Continue Reading New York Legislature Extends Statute of Limitations for Martin Act Claims

JPMorgan Chase & Co. (“JPMorgan”), the largest U.S. bank based on assets, has agreed to pay a $264 million fine to settle Foreign Corrupt Practices Act (“FCPA”) investigations into its preferential hiring program. The program, known internally as the Sons & Daughters Program, was created by investment bankers at its subsidiary, JPMorgan Securities Asia Pacific

On November 4, the New York State Department of Financial Services (“DFS”) and the Agricultural Bank of China agreed to a Consent Order requiring the bank to pay a $215 million penalty and to install an independent monitor to review the bank’s program for compliance with anti-money laundering laws (“AML”), including the Bank Secrecy Act

With all the news surrounding the SEC’s headline-grabbing prosecution of Lynn Tilton and her firm, Patriarch Partners LLC, it is easy to miss the insurance coverage element of the case.  It is no secret that in recent years, and particularly following the enactment of the Dodd-Frank Act in 2010, the SEC has dedicated more resources

On October 21, the China Securities Regulatory Commission (“CSRC”) opened an investigation into six Chinese companies for alleged fraud relating to initial public offerings (“IPOs”).  The six companies under investigation are (1) Longbao Ginseng & Antler Co. (“Longbao”), a biotechnology and pharmaceutical company; (2) Guangdong Guangzhou Daily Media Co., an advertising firm; (3) Ingenious Ene-Carbon

On August 8, Barclays Bank PLC and Barclays Capital Inc. (collectively “Barclays”) reached a $100 million settlement to resolve a 44-state multistate investigation that exposed Barclays’ fraudulent and anticompetitive schemes to manipulate the London Interbank Offered Rate (“LIBOR”) from 2005 to 2009.  The investigation, led by Attorney General Eric T. Schneiderman of New York and

A Connecticut-based trading firm filed a class action lawsuit against 25 large banks, alleging they used their “privileged position” as primary dealers to collude to artificially depress the auction prices of U.S. Treasury securities at the expense of the Treasury and secondary market participants.  According to the complaint, the plaintiff, Torus Capital, LLC, performed a

On July 7, the Southwark Crown Court in London sentenced four former Barclays traders to prison sentences, ranging from just under three years to six and a half years, for their involvement in a conspiracy to manipulate the London InterBank Offered Rate (“LIBOR”) between 2005 and 2007.  This trial was the third in Britain to

Two former Deutsche Bank traders accused of manipulating the London InterBank Offered Rate (“LIBOR”) were indicted by the Department of Justice (“DOJ”) on June 2, 2016. Dubbed “the world’s most important number,” LIBOR is a benchmark for global short-term interest rates that underpins trillions of dollars in mortgages and other debt. The case against the

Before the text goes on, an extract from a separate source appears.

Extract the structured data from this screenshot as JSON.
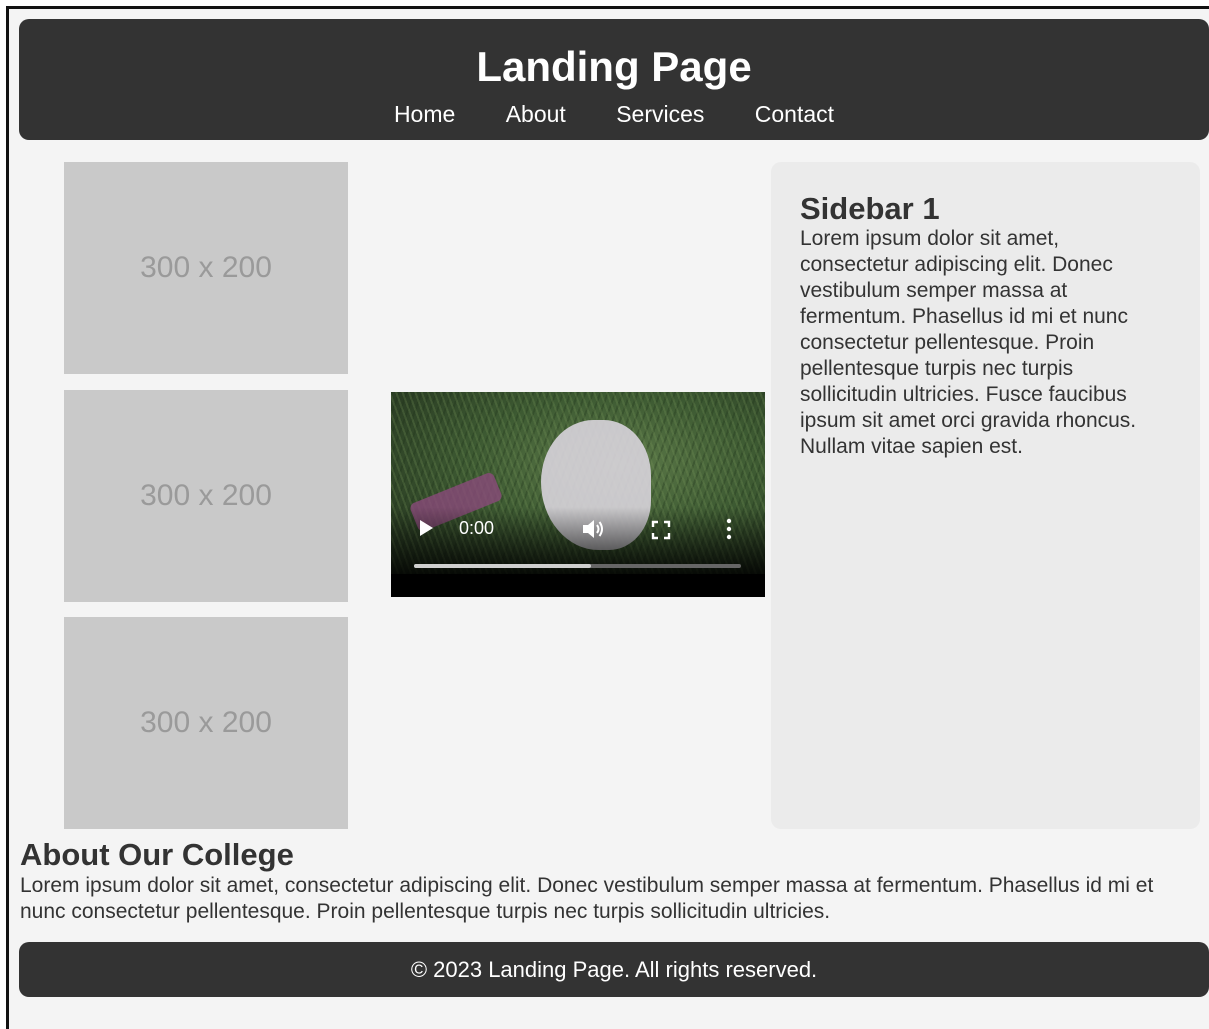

On April 14, the Department of Justice charged the supervisor of Ramapo, New York (the city’s top elected official), and the former executive director of the Ramapo Local Development Corp. with criminal securities fraud for allegedly defrauding thousands of municipal bond investors.  The charges relate to alleged misstatements and omissions made about Ramapo’s financial condition